**THE DATA:**

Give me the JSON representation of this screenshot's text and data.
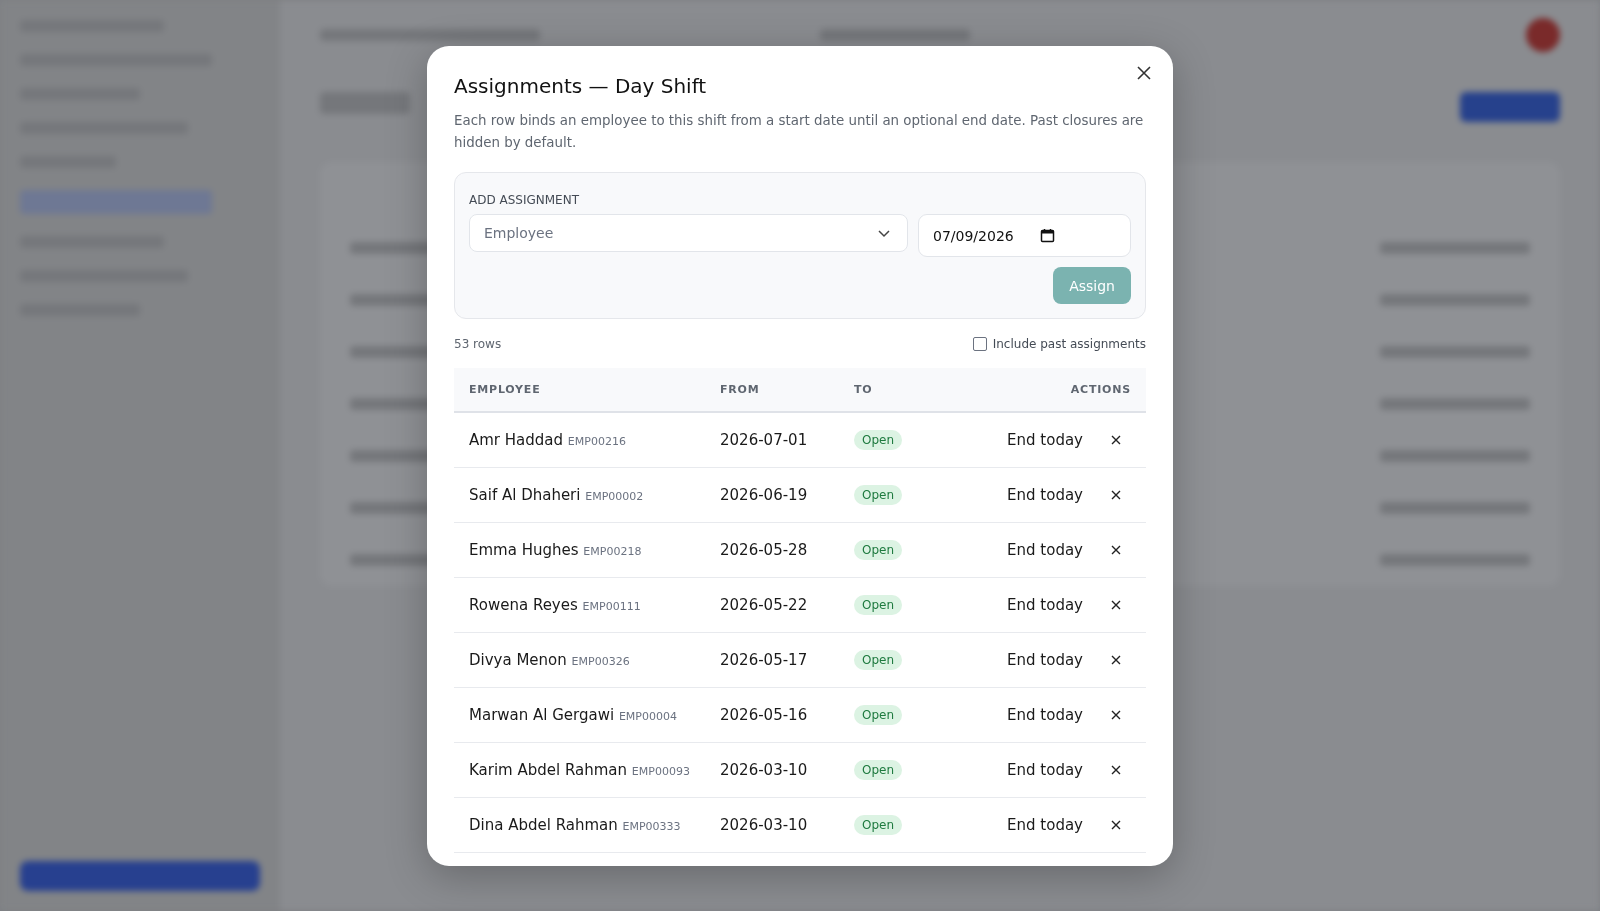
{
  "dialog": {
    "title": "Assignments — Day Shift",
    "description": "Each row binds an employee to this shift from a start date until an optional end date. Past closures are hidden by default.",
    "add_assignment": {
      "heading": "ADD ASSIGNMENT",
      "employee_placeholder": "Employee",
      "start_date": "07/09/2026",
      "assign_button": "Assign",
      "assign_disabled": true
    },
    "row_count": "53 rows",
    "include_past": {
      "label": "Include past assignments",
      "checked": false
    },
    "table": {
      "columns": [
        "EMPLOYEE",
        "FROM",
        "TO",
        "ACTIONS"
      ],
      "rows": [
        {
          "name": "Amr Haddad",
          "code": "EMP00216",
          "from": "2026-07-01",
          "to": "Open",
          "action": "End today"
        },
        {
          "name": "Saif Al Dhaheri",
          "code": "EMP00002",
          "from": "2026-06-19",
          "to": "Open",
          "action": "End today"
        },
        {
          "name": "Emma Hughes",
          "code": "EMP00218",
          "from": "2026-05-28",
          "to": "Open",
          "action": "End today"
        },
        {
          "name": "Rowena Reyes",
          "code": "EMP00111",
          "from": "2026-05-22",
          "to": "Open",
          "action": "End today"
        },
        {
          "name": "Divya Menon",
          "code": "EMP00326",
          "from": "2026-05-17",
          "to": "Open",
          "action": "End today"
        },
        {
          "name": "Marwan Al Gergawi",
          "code": "EMP00004",
          "from": "2026-05-16",
          "to": "Open",
          "action": "End today"
        },
        {
          "name": "Karim Abdel Rahman",
          "code": "EMP00093",
          "from": "2026-03-10",
          "to": "Open",
          "action": "End today"
        },
        {
          "name": "Dina Abdel Rahman",
          "code": "EMP00333",
          "from": "2026-03-10",
          "to": "Open",
          "action": "End today"
        }
      ]
    }
  }
}
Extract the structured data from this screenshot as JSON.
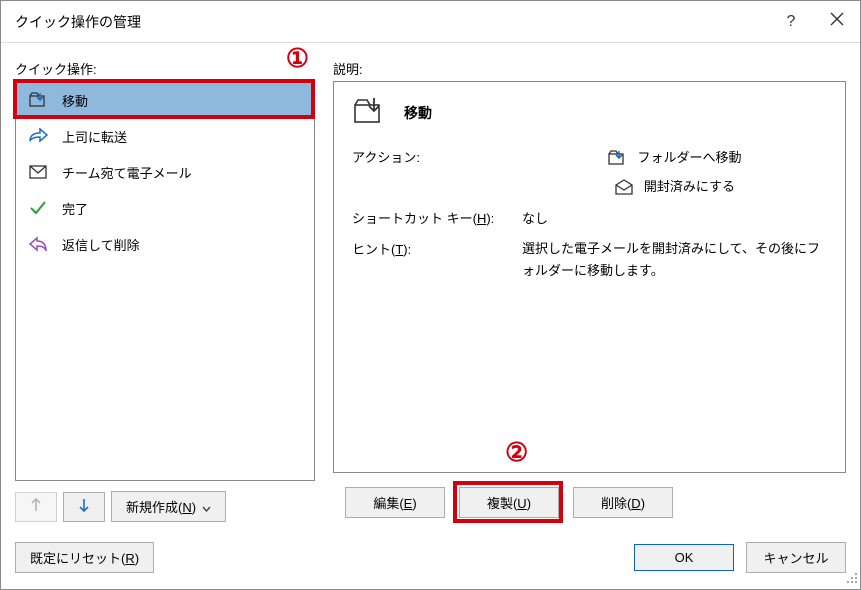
{
  "title": "クイック操作の管理",
  "left": {
    "label": "クイック操作:",
    "items": [
      {
        "icon": "move-folder",
        "label": "移動",
        "selected": true
      },
      {
        "icon": "forward",
        "label": "上司に転送"
      },
      {
        "icon": "envelope",
        "label": "チーム宛て電子メール"
      },
      {
        "icon": "check",
        "label": "完了"
      },
      {
        "icon": "reply-delete",
        "label": "返信して削除"
      }
    ],
    "new_button": "新規作成(N)"
  },
  "right": {
    "label": "説明:",
    "title_icon": "move-folder-large",
    "title": "移動",
    "action_label": "アクション:",
    "actions": [
      {
        "icon": "move-folder",
        "text": "フォルダーへ移動"
      },
      {
        "icon": "mark-read",
        "text": "開封済みにする"
      }
    ],
    "shortcut_label": "ショートカット キー(H):",
    "shortcut_value": "なし",
    "hint_label": "ヒント(T):",
    "hint_value": "選択した電子メールを開封済みにして、その後にフォルダーに移動します。",
    "edit_button": "編集(E)",
    "dup_button": "複製(U)",
    "del_button": "削除(D)"
  },
  "footer": {
    "reset": "既定にリセット(R)",
    "ok": "OK",
    "cancel": "キャンセル"
  },
  "annot": {
    "one": "①",
    "two": "②"
  }
}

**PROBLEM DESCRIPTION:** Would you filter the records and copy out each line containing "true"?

**RESPONSE:**
      "assign_disabled": true
        "selected": true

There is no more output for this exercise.